stevedbpok said...

I share your outrage. I don't think any financial gain on his part was involved. I think he believed that he was 1) above the rules, an overwhelming sense of entitlement, and 2) he would not get caught. Sad, very sad. I hope his lawyer gets him to roll-over, plea out, and get on with his life, maybe in the service of others.

Anonymous said...

I, too, am an IBM retiree that embraced the Basic Beliefs that were a key part of IBM culture whenI started back in 1977. The day that the corporation pushed them to the sidelines is the day that Moffit was given license to act the way he did. It is surprising it has taken til now for somebody to get caught doing what he did.

That well-paid senior-level people can still attempt to steal is an indicator that the corporate culture today is one of unbridled greed. Who "needs" millions of dollars in salary, bonuses, options, and retirement benedfits each year...particularly when so many people are being furloughed and laid off. This is not a reflection on the capabilities of the workforce, but the greed of senior management. Instead of asking the question "How can I guide my team to achieve more?" they are asking "How can I get more for me?" That is a sad way to run a life.

How many unemployed people could have a decent wage right now just using Moffit's salary and benefits from IBM?

Colette said...

Oh you are all so right. Do we think we'll ever see this shift back?

Anonymous said...

Colette, I am afraid the train has left the station and it is not turning back any time soon.

Colette said...

We'll watch it and see. I am still holding out hope that this is an isolated incident -- at least where IBM is concerned.

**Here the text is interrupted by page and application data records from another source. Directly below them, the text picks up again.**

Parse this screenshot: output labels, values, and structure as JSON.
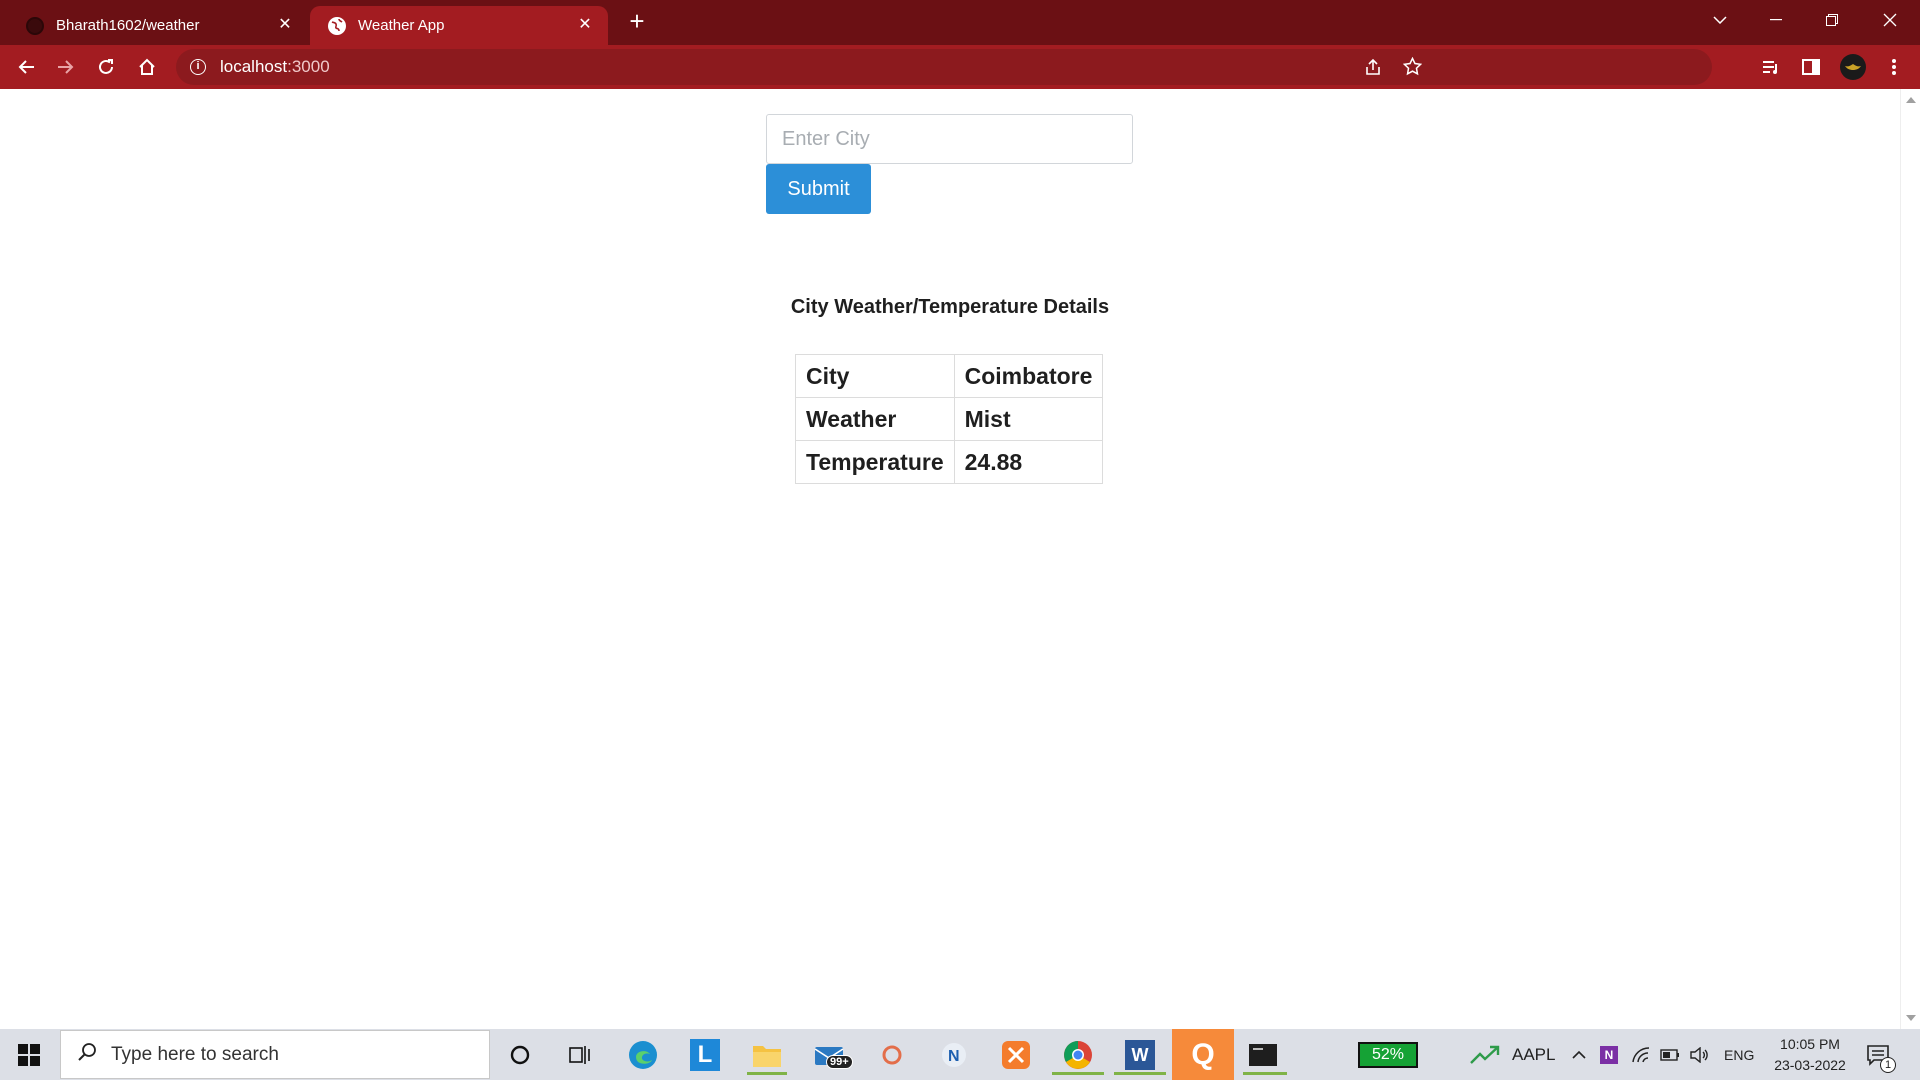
{
  "browser": {
    "tabs": [
      {
        "title": "Bharath1602/weather",
        "active": false
      },
      {
        "title": "Weather App",
        "active": true
      }
    ],
    "address": {
      "host": "localhost",
      "port": ":3000"
    }
  },
  "form": {
    "city_placeholder": "Enter City",
    "submit_label": "Submit"
  },
  "details": {
    "title": "City Weather/Temperature Details",
    "rows": [
      {
        "key": "City",
        "value": "Coimbatore"
      },
      {
        "key": "Weather",
        "value": "Mist"
      },
      {
        "key": "Temperature",
        "value": "24.88"
      }
    ]
  },
  "taskbar": {
    "search_placeholder": "Type here to search",
    "mail_badge": "99+",
    "battery_percent": "52%",
    "stock": "AAPL",
    "language": "ENG",
    "time": "10:05 PM",
    "date": "23-03-2022",
    "notifications": "1"
  },
  "colors": {
    "tab_strip": "#6b1014",
    "toolbar": "#a31c21",
    "submit": "#2c8fd8"
  }
}
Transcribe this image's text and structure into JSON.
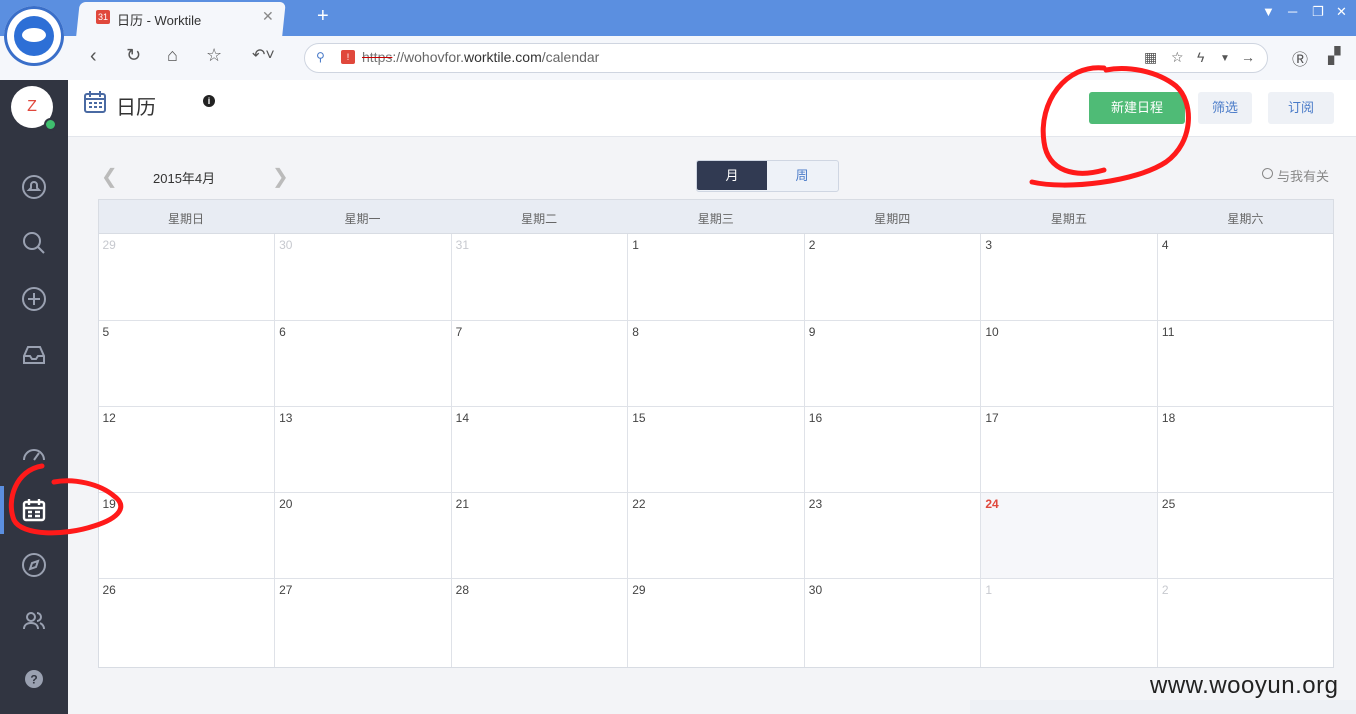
{
  "browser": {
    "tab_title": "日历 - Worktile",
    "tab_favicon": "31",
    "new_tab": "+",
    "address": {
      "protocol": "https",
      "rest_prefix": "://wohovfor.",
      "domain": "worktile.com",
      "path": "/calendar"
    },
    "address_icon": "!"
  },
  "app": {
    "avatar_initial": "Z",
    "page_title": "日历",
    "info_icon": "i",
    "buttons": {
      "new_event": "新建日程",
      "filter": "筛选",
      "subscribe": "订阅"
    }
  },
  "calendar": {
    "month_label": "2015年4月",
    "view_month": "月",
    "view_week": "周",
    "related_label": "与我有关",
    "weekdays": [
      "星期日",
      "星期一",
      "星期二",
      "星期三",
      "星期四",
      "星期五",
      "星期六"
    ],
    "weeks": [
      [
        {
          "d": "29",
          "other": true
        },
        {
          "d": "30",
          "other": true
        },
        {
          "d": "31",
          "other": true
        },
        {
          "d": "1"
        },
        {
          "d": "2"
        },
        {
          "d": "3"
        },
        {
          "d": "4"
        }
      ],
      [
        {
          "d": "5"
        },
        {
          "d": "6"
        },
        {
          "d": "7"
        },
        {
          "d": "8"
        },
        {
          "d": "9"
        },
        {
          "d": "10"
        },
        {
          "d": "11"
        }
      ],
      [
        {
          "d": "12"
        },
        {
          "d": "13"
        },
        {
          "d": "14"
        },
        {
          "d": "15"
        },
        {
          "d": "16"
        },
        {
          "d": "17"
        },
        {
          "d": "18"
        }
      ],
      [
        {
          "d": "19"
        },
        {
          "d": "20"
        },
        {
          "d": "21"
        },
        {
          "d": "22"
        },
        {
          "d": "23"
        },
        {
          "d": "24",
          "today": true
        },
        {
          "d": "25"
        }
      ],
      [
        {
          "d": "26"
        },
        {
          "d": "27"
        },
        {
          "d": "28"
        },
        {
          "d": "29"
        },
        {
          "d": "30"
        },
        {
          "d": "1",
          "other": true
        },
        {
          "d": "2",
          "other": true
        }
      ]
    ]
  },
  "colors": {
    "accent_green": "#4fbb76",
    "sidebar": "#313541",
    "today_red": "#e0483c",
    "annotation_red": "#ff1a1a"
  },
  "watermark": "www.wooyun.org"
}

Alex said...

Hi Colette,
Great blog and great post. As a former IBMer, I share your regret and sorrow that a senior IBM executive has allegedly behaved so badly and brought such disrepute on himself and his employer. As someone who liked IBM's values and what they stood for, it is disappointing that a senior leader didn't feel that they applied to him.

What I find bizarre is the motivation. Moffat was very well paid. Indeed executive pay at IBM is good enough to be a significant shareholder concern (!), as shown by the ever increasing pages of the annual report devoted to the intricacies of the executive compensation packages. He didn't need the money as far as anyone can tell and it seems strange that perhaps he wanted the thrill & power of inside knowledge when he had a senior executive position as one of the US's greatest companies.

Alex

Colette said...

Alex, I agree -- the motivation is certainly a mystery. Hopefully we will learn more as this unfolds.

Anonymous said...

Great commentary! Sad part is so many of the loyal, hardworking, upstanding "good guys" were swept out last year by his broom. Guess he should have paid closer attention to those Business Conduct Guidelines! What is that old addage, actions speak louder than words? It is a sad commentary on where our economic/business climate is right now. Thanks Colette - well said.

Anonymous said...

Colette. The man we are discussing was all about power. The fact that he allegedly passed on information to a woman a good decade younger than him, says to me, that he did it because he felt powerful and could show how much he knew... ego and power. If the allegations are true, my first thought was that he had fallen for the oldest trick in the book!!! I'd think that he made more in bonuses every month than he made in this transaction, so it wasn't about money - based on what has been written.. it was about ego and power. And this particular "gentleman" was ALL about power and ego.
When I read the allegations, my first thought was for all of those people whose lives he had so negatively affected. If he's guilty I hope he languishes in a cold dark place. I don't think are many people who miss him. If he's guilty, I think there are many who will also question the ability of the CEO to chose his innermost team.
Thanks for your post
JP